> [INFORMATION]:
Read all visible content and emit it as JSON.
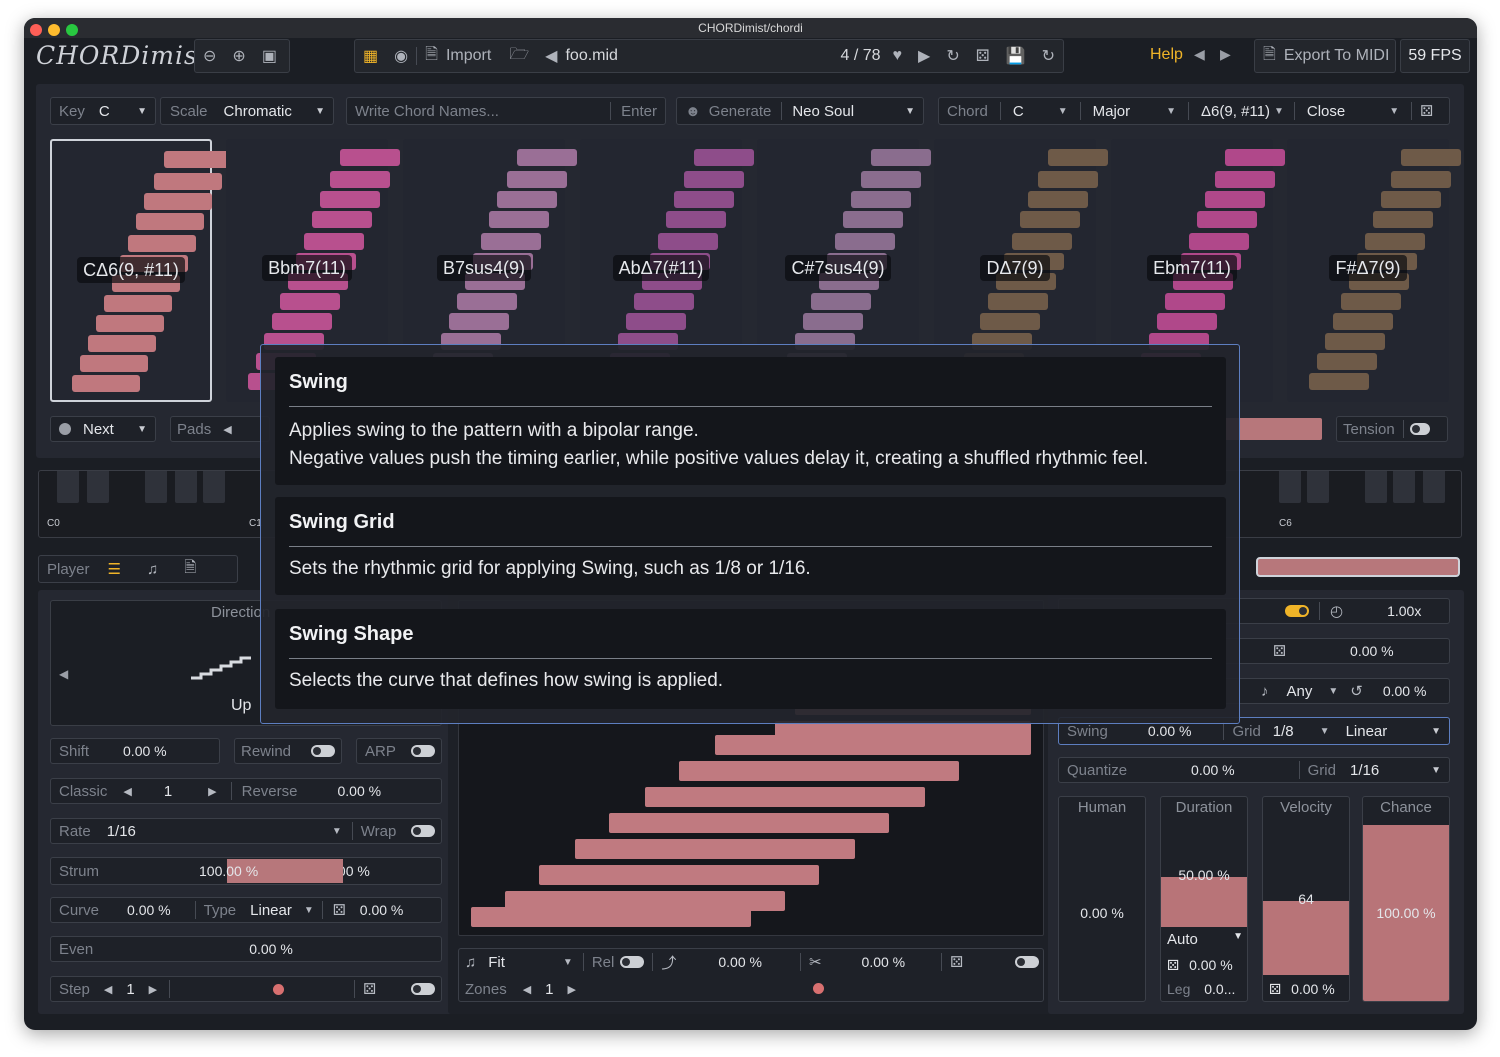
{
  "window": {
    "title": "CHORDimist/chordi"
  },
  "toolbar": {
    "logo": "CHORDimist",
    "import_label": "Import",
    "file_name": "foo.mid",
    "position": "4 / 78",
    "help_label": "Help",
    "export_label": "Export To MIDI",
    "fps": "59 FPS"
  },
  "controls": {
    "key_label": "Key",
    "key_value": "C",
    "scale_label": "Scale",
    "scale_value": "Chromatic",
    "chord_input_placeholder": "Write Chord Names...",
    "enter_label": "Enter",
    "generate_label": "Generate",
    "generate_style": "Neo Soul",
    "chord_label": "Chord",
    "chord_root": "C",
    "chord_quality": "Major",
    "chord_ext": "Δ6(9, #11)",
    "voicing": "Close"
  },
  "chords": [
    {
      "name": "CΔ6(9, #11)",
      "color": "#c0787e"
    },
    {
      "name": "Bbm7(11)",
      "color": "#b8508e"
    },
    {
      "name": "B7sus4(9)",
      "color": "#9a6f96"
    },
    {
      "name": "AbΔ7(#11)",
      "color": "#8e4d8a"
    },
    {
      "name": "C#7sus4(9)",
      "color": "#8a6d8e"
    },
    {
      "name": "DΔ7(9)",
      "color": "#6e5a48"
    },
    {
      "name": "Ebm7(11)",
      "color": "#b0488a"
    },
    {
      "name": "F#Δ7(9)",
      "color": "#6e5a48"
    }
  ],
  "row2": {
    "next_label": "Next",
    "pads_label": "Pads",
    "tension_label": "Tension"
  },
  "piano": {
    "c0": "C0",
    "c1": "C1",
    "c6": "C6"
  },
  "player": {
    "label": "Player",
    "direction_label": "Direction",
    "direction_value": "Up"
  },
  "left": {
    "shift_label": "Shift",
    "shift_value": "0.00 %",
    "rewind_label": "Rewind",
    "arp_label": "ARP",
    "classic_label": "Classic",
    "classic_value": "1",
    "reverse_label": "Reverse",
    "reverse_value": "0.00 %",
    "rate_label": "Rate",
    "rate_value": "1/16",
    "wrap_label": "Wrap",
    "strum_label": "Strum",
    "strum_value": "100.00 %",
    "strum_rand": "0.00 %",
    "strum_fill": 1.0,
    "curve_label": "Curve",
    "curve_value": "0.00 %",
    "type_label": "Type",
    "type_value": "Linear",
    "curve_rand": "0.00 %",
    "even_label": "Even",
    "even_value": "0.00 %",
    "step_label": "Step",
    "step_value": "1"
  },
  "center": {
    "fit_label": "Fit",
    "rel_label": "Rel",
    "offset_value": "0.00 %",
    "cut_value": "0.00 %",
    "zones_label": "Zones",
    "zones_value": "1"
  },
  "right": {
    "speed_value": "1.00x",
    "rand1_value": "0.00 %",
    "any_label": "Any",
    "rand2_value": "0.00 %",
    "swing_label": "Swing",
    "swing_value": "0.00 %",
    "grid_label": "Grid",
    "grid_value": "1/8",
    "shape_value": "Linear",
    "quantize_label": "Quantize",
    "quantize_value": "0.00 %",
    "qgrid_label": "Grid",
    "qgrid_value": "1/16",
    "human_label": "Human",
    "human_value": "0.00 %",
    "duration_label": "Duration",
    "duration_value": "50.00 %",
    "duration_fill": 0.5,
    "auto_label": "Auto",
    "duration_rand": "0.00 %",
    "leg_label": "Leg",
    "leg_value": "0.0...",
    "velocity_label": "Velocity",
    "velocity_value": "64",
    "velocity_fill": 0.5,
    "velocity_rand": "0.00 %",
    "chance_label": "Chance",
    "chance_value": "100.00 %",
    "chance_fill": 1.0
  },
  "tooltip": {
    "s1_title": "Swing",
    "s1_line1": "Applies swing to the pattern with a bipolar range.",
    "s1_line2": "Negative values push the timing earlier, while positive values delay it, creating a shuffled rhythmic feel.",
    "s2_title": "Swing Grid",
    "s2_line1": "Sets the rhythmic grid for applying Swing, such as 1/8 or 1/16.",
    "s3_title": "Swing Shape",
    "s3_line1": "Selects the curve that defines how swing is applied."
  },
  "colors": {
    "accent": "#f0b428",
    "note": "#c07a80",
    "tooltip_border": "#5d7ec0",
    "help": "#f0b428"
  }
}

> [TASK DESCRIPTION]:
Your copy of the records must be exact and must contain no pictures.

> [REPLY TO THE EXERCISE]:
Read all visible content and emit it as JSON.
{
  "window": {
    "title": "CHORDimist/chordi"
  },
  "toolbar": {
    "logo": "CHORDimist",
    "import_label": "Import",
    "file_name": "foo.mid",
    "position": "4 / 78",
    "help_label": "Help",
    "export_label": "Export To MIDI",
    "fps": "59 FPS"
  },
  "controls": {
    "key_label": "Key",
    "key_value": "C",
    "scale_label": "Scale",
    "scale_value": "Chromatic",
    "chord_input_placeholder": "Write Chord Names...",
    "enter_label": "Enter",
    "generate_label": "Generate",
    "generate_style": "Neo Soul",
    "chord_label": "Chord",
    "chord_root": "C",
    "chord_quality": "Major",
    "chord_ext": "Δ6(9, #11)",
    "voicing": "Close"
  },
  "chords": [
    {
      "name": "CΔ6(9, #11)",
      "color": "#c0787e"
    },
    {
      "name": "Bbm7(11)",
      "color": "#b8508e"
    },
    {
      "name": "B7sus4(9)",
      "color": "#9a6f96"
    },
    {
      "name": "AbΔ7(#11)",
      "color": "#8e4d8a"
    },
    {
      "name": "C#7sus4(9)",
      "color": "#8a6d8e"
    },
    {
      "name": "DΔ7(9)",
      "color": "#6e5a48"
    },
    {
      "name": "Ebm7(11)",
      "color": "#b0488a"
    },
    {
      "name": "F#Δ7(9)",
      "color": "#6e5a48"
    }
  ],
  "row2": {
    "next_label": "Next",
    "pads_label": "Pads",
    "tension_label": "Tension"
  },
  "piano": {
    "c0": "C0",
    "c1": "C1",
    "c6": "C6"
  },
  "player": {
    "label": "Player",
    "direction_label": "Direction",
    "direction_value": "Up"
  },
  "left": {
    "shift_label": "Shift",
    "shift_value": "0.00 %",
    "rewind_label": "Rewind",
    "arp_label": "ARP",
    "classic_label": "Classic",
    "classic_value": "1",
    "reverse_label": "Reverse",
    "reverse_value": "0.00 %",
    "rate_label": "Rate",
    "rate_value": "1/16",
    "wrap_label": "Wrap",
    "strum_label": "Strum",
    "strum_value": "100.00 %",
    "strum_rand": "0.00 %",
    "strum_fill": 1.0,
    "curve_label": "Curve",
    "curve_value": "0.00 %",
    "type_label": "Type",
    "type_value": "Linear",
    "curve_rand": "0.00 %",
    "even_label": "Even",
    "even_value": "0.00 %",
    "step_label": "Step",
    "step_value": "1"
  },
  "center": {
    "fit_label": "Fit",
    "rel_label": "Rel",
    "offset_value": "0.00 %",
    "cut_value": "0.00 %",
    "zones_label": "Zones",
    "zones_value": "1"
  },
  "right": {
    "speed_value": "1.00x",
    "rand1_value": "0.00 %",
    "any_label": "Any",
    "rand2_value": "0.00 %",
    "swing_label": "Swing",
    "swing_value": "0.00 %",
    "grid_label": "Grid",
    "grid_value": "1/8",
    "shape_value": "Linear",
    "quantize_label": "Quantize",
    "quantize_value": "0.00 %",
    "qgrid_label": "Grid",
    "qgrid_value": "1/16",
    "human_label": "Human",
    "human_value": "0.00 %",
    "duration_label": "Duration",
    "duration_value": "50.00 %",
    "duration_fill": 0.5,
    "auto_label": "Auto",
    "duration_rand": "0.00 %",
    "leg_label": "Leg",
    "leg_value": "0.0...",
    "velocity_label": "Velocity",
    "velocity_value": "64",
    "velocity_fill": 0.5,
    "velocity_rand": "0.00 %",
    "chance_label": "Chance",
    "chance_value": "100.00 %",
    "chance_fill": 1.0
  },
  "tooltip": {
    "s1_title": "Swing",
    "s1_line1": "Applies swing to the pattern with a bipolar range.",
    "s1_line2": "Negative values push the timing earlier, while positive values delay it, creating a shuffled rhythmic feel.",
    "s2_title": "Swing Grid",
    "s2_line1": "Sets the rhythmic grid for applying Swing, such as 1/8 or 1/16.",
    "s3_title": "Swing Shape",
    "s3_line1": "Selects the curve that defines how swing is applied."
  },
  "colors": {
    "accent": "#f0b428",
    "note": "#c07a80",
    "tooltip_border": "#5d7ec0",
    "help": "#f0b428"
  }
}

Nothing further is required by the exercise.